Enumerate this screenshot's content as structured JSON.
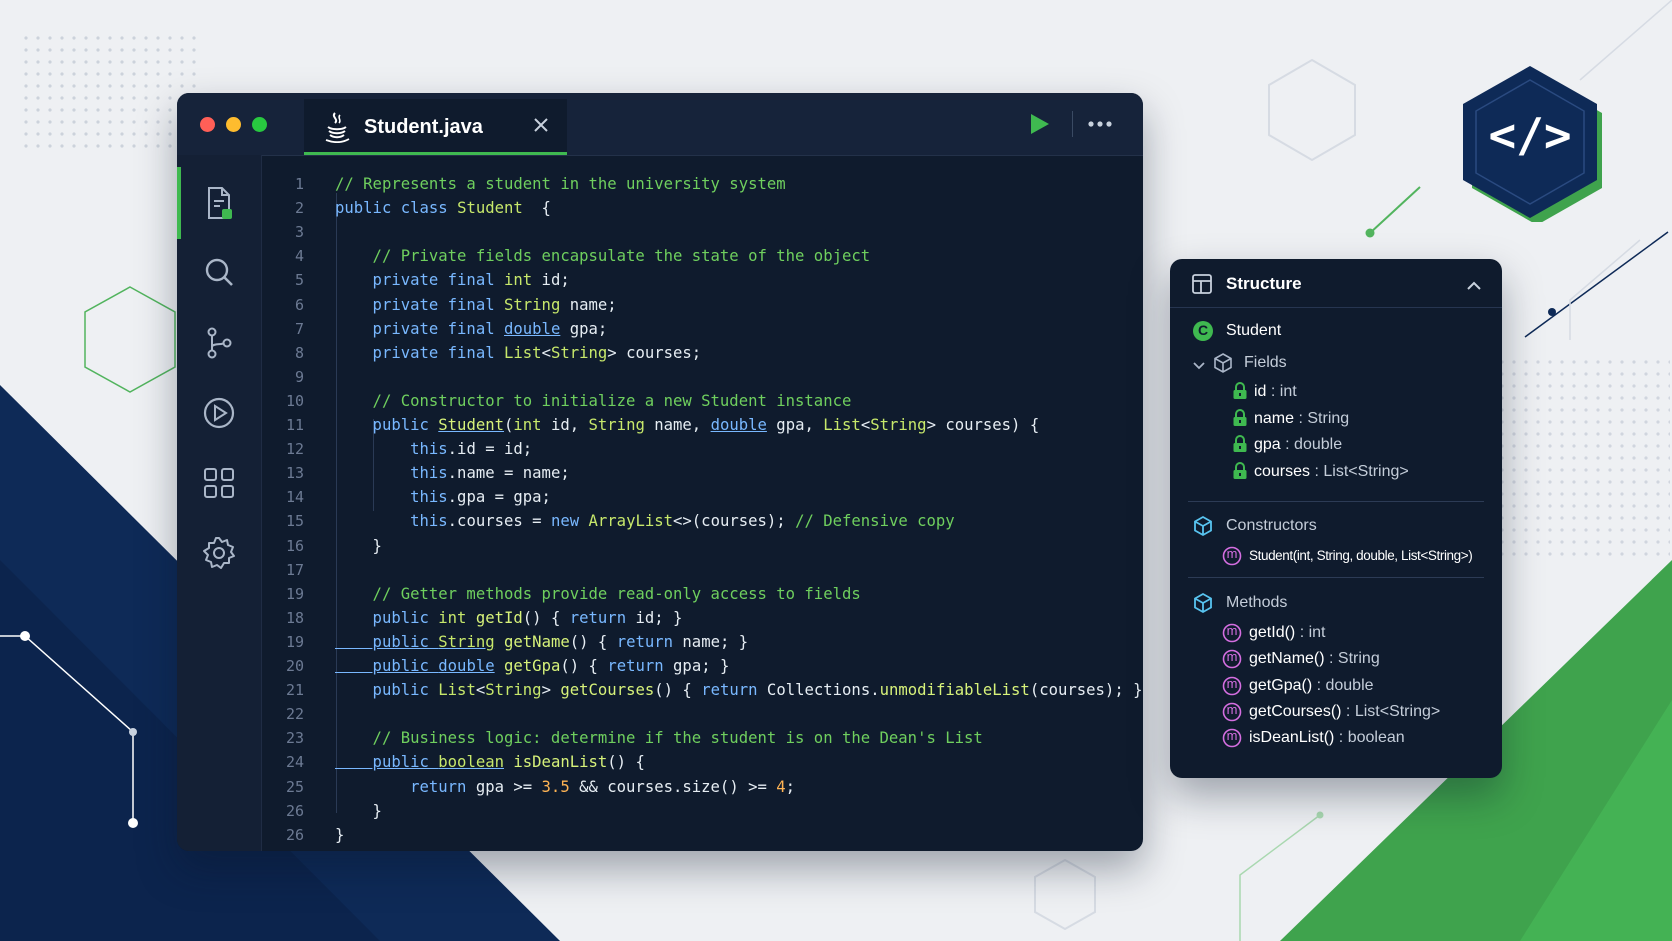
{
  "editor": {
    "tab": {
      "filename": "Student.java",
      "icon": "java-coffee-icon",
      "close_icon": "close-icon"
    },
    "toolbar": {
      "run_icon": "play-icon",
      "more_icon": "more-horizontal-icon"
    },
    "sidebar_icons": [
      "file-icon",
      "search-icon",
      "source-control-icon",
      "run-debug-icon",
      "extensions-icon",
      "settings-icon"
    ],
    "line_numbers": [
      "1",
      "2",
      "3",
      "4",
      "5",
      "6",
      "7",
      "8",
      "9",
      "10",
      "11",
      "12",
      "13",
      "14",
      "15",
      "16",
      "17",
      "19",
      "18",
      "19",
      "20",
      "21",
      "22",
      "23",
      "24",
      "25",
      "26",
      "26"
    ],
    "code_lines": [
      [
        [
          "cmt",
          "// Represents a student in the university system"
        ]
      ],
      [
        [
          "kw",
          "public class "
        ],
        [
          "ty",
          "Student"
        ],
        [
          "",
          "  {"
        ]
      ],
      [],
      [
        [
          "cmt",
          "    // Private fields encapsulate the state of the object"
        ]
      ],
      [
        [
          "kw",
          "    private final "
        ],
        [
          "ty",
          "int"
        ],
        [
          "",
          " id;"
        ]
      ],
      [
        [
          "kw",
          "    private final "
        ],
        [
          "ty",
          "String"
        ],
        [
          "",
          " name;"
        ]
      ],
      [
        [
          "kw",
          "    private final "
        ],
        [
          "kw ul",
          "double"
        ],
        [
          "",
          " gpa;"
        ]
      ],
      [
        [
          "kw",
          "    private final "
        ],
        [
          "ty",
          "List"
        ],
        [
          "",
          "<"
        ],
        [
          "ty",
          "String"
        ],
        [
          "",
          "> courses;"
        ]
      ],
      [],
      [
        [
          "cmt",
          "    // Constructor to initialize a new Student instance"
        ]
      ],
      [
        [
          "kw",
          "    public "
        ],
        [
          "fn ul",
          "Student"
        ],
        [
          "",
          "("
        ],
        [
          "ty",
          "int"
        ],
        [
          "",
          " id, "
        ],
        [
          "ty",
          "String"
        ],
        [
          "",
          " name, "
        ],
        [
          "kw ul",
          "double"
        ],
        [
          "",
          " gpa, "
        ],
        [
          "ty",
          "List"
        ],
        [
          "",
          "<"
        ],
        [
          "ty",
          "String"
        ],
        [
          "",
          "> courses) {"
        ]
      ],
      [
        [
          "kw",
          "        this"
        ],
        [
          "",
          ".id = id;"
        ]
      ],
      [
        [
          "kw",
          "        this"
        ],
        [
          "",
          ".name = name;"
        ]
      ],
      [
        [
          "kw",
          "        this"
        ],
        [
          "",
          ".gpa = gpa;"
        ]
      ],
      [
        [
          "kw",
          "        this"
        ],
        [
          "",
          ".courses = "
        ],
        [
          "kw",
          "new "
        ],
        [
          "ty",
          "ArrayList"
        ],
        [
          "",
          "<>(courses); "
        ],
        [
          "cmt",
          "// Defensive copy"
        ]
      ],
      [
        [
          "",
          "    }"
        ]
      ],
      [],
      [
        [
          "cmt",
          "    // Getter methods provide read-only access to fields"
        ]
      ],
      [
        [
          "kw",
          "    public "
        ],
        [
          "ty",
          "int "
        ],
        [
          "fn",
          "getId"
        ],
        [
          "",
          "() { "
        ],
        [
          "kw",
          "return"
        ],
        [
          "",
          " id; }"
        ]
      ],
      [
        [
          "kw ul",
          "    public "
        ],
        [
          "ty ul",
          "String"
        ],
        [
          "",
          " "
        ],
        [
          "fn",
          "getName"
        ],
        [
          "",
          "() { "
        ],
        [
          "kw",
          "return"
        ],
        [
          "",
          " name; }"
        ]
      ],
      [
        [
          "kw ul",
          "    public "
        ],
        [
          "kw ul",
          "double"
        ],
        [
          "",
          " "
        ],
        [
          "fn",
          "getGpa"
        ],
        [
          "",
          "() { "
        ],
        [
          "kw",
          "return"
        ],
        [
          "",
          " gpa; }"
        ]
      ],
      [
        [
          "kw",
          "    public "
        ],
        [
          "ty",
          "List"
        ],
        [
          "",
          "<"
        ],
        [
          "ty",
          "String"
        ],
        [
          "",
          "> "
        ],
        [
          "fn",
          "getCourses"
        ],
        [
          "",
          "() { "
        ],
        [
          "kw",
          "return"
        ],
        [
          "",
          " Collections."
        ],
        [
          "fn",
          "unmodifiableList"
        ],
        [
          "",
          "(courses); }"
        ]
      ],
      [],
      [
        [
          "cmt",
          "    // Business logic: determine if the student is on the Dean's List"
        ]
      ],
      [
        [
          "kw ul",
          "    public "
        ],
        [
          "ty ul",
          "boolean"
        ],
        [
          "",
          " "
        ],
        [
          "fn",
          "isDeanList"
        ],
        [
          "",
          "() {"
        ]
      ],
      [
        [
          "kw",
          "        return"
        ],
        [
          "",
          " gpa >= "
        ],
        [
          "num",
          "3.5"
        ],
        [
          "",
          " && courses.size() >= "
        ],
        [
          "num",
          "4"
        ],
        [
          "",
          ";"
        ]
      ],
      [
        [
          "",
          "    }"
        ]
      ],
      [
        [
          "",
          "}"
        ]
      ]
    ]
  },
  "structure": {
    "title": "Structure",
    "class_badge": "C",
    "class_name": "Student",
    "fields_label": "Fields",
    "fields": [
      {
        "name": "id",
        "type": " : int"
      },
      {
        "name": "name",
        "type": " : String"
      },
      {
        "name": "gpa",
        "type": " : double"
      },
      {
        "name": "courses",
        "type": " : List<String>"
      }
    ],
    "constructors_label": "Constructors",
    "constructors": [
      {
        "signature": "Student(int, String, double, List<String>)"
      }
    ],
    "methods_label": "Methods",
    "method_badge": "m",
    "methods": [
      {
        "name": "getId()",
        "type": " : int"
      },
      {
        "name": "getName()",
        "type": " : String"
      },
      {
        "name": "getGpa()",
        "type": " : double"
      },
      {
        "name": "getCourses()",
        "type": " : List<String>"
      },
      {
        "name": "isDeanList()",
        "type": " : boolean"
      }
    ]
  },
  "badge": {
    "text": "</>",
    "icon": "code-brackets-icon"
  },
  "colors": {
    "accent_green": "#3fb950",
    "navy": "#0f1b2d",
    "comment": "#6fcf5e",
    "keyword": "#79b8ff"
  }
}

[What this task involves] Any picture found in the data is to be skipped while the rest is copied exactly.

[Written response]
Enumerate this screenshot's content as structured JSON.
{
  "editor": {
    "tab": {
      "filename": "Student.java",
      "icon": "java-coffee-icon",
      "close_icon": "close-icon"
    },
    "toolbar": {
      "run_icon": "play-icon",
      "more_icon": "more-horizontal-icon"
    },
    "sidebar_icons": [
      "file-icon",
      "search-icon",
      "source-control-icon",
      "run-debug-icon",
      "extensions-icon",
      "settings-icon"
    ],
    "line_numbers": [
      "1",
      "2",
      "3",
      "4",
      "5",
      "6",
      "7",
      "8",
      "9",
      "10",
      "11",
      "12",
      "13",
      "14",
      "15",
      "16",
      "17",
      "19",
      "18",
      "19",
      "20",
      "21",
      "22",
      "23",
      "24",
      "25",
      "26",
      "26"
    ],
    "code_lines": [
      [
        [
          "cmt",
          "// Represents a student in the university system"
        ]
      ],
      [
        [
          "kw",
          "public class "
        ],
        [
          "ty",
          "Student"
        ],
        [
          "",
          "  {"
        ]
      ],
      [],
      [
        [
          "cmt",
          "    // Private fields encapsulate the state of the object"
        ]
      ],
      [
        [
          "kw",
          "    private final "
        ],
        [
          "ty",
          "int"
        ],
        [
          "",
          " id;"
        ]
      ],
      [
        [
          "kw",
          "    private final "
        ],
        [
          "ty",
          "String"
        ],
        [
          "",
          " name;"
        ]
      ],
      [
        [
          "kw",
          "    private final "
        ],
        [
          "kw ul",
          "double"
        ],
        [
          "",
          " gpa;"
        ]
      ],
      [
        [
          "kw",
          "    private final "
        ],
        [
          "ty",
          "List"
        ],
        [
          "",
          "<"
        ],
        [
          "ty",
          "String"
        ],
        [
          "",
          "> courses;"
        ]
      ],
      [],
      [
        [
          "cmt",
          "    // Constructor to initialize a new Student instance"
        ]
      ],
      [
        [
          "kw",
          "    public "
        ],
        [
          "fn ul",
          "Student"
        ],
        [
          "",
          "("
        ],
        [
          "ty",
          "int"
        ],
        [
          "",
          " id, "
        ],
        [
          "ty",
          "String"
        ],
        [
          "",
          " name, "
        ],
        [
          "kw ul",
          "double"
        ],
        [
          "",
          " gpa, "
        ],
        [
          "ty",
          "List"
        ],
        [
          "",
          "<"
        ],
        [
          "ty",
          "String"
        ],
        [
          "",
          "> courses) {"
        ]
      ],
      [
        [
          "kw",
          "        this"
        ],
        [
          "",
          ".id = id;"
        ]
      ],
      [
        [
          "kw",
          "        this"
        ],
        [
          "",
          ".name = name;"
        ]
      ],
      [
        [
          "kw",
          "        this"
        ],
        [
          "",
          ".gpa = gpa;"
        ]
      ],
      [
        [
          "kw",
          "        this"
        ],
        [
          "",
          ".courses = "
        ],
        [
          "kw",
          "new "
        ],
        [
          "ty",
          "ArrayList"
        ],
        [
          "",
          "<>(courses); "
        ],
        [
          "cmt",
          "// Defensive copy"
        ]
      ],
      [
        [
          "",
          "    }"
        ]
      ],
      [],
      [
        [
          "cmt",
          "    // Getter methods provide read-only access to fields"
        ]
      ],
      [
        [
          "kw",
          "    public "
        ],
        [
          "ty",
          "int "
        ],
        [
          "fn",
          "getId"
        ],
        [
          "",
          "() { "
        ],
        [
          "kw",
          "return"
        ],
        [
          "",
          " id; }"
        ]
      ],
      [
        [
          "kw ul",
          "    public "
        ],
        [
          "ty ul",
          "String"
        ],
        [
          "",
          " "
        ],
        [
          "fn",
          "getName"
        ],
        [
          "",
          "() { "
        ],
        [
          "kw",
          "return"
        ],
        [
          "",
          " name; }"
        ]
      ],
      [
        [
          "kw ul",
          "    public "
        ],
        [
          "kw ul",
          "double"
        ],
        [
          "",
          " "
        ],
        [
          "fn",
          "getGpa"
        ],
        [
          "",
          "() { "
        ],
        [
          "kw",
          "return"
        ],
        [
          "",
          " gpa; }"
        ]
      ],
      [
        [
          "kw",
          "    public "
        ],
        [
          "ty",
          "List"
        ],
        [
          "",
          "<"
        ],
        [
          "ty",
          "String"
        ],
        [
          "",
          "> "
        ],
        [
          "fn",
          "getCourses"
        ],
        [
          "",
          "() { "
        ],
        [
          "kw",
          "return"
        ],
        [
          "",
          " Collections."
        ],
        [
          "fn",
          "unmodifiableList"
        ],
        [
          "",
          "(courses); }"
        ]
      ],
      [],
      [
        [
          "cmt",
          "    // Business logic: determine if the student is on the Dean's List"
        ]
      ],
      [
        [
          "kw ul",
          "    public "
        ],
        [
          "ty ul",
          "boolean"
        ],
        [
          "",
          " "
        ],
        [
          "fn",
          "isDeanList"
        ],
        [
          "",
          "() {"
        ]
      ],
      [
        [
          "kw",
          "        return"
        ],
        [
          "",
          " gpa >= "
        ],
        [
          "num",
          "3.5"
        ],
        [
          "",
          " && courses.size() >= "
        ],
        [
          "num",
          "4"
        ],
        [
          "",
          ";"
        ]
      ],
      [
        [
          "",
          "    }"
        ]
      ],
      [
        [
          "",
          "}"
        ]
      ]
    ]
  },
  "structure": {
    "title": "Structure",
    "class_badge": "C",
    "class_name": "Student",
    "fields_label": "Fields",
    "fields": [
      {
        "name": "id",
        "type": " : int"
      },
      {
        "name": "name",
        "type": " : String"
      },
      {
        "name": "gpa",
        "type": " : double"
      },
      {
        "name": "courses",
        "type": " : List<String>"
      }
    ],
    "constructors_label": "Constructors",
    "constructors": [
      {
        "signature": "Student(int, String, double, List<String>)"
      }
    ],
    "methods_label": "Methods",
    "method_badge": "m",
    "methods": [
      {
        "name": "getId()",
        "type": " : int"
      },
      {
        "name": "getName()",
        "type": " : String"
      },
      {
        "name": "getGpa()",
        "type": " : double"
      },
      {
        "name": "getCourses()",
        "type": " : List<String>"
      },
      {
        "name": "isDeanList()",
        "type": " : boolean"
      }
    ]
  },
  "badge": {
    "text": "</>",
    "icon": "code-brackets-icon"
  },
  "colors": {
    "accent_green": "#3fb950",
    "navy": "#0f1b2d",
    "comment": "#6fcf5e",
    "keyword": "#79b8ff"
  }
}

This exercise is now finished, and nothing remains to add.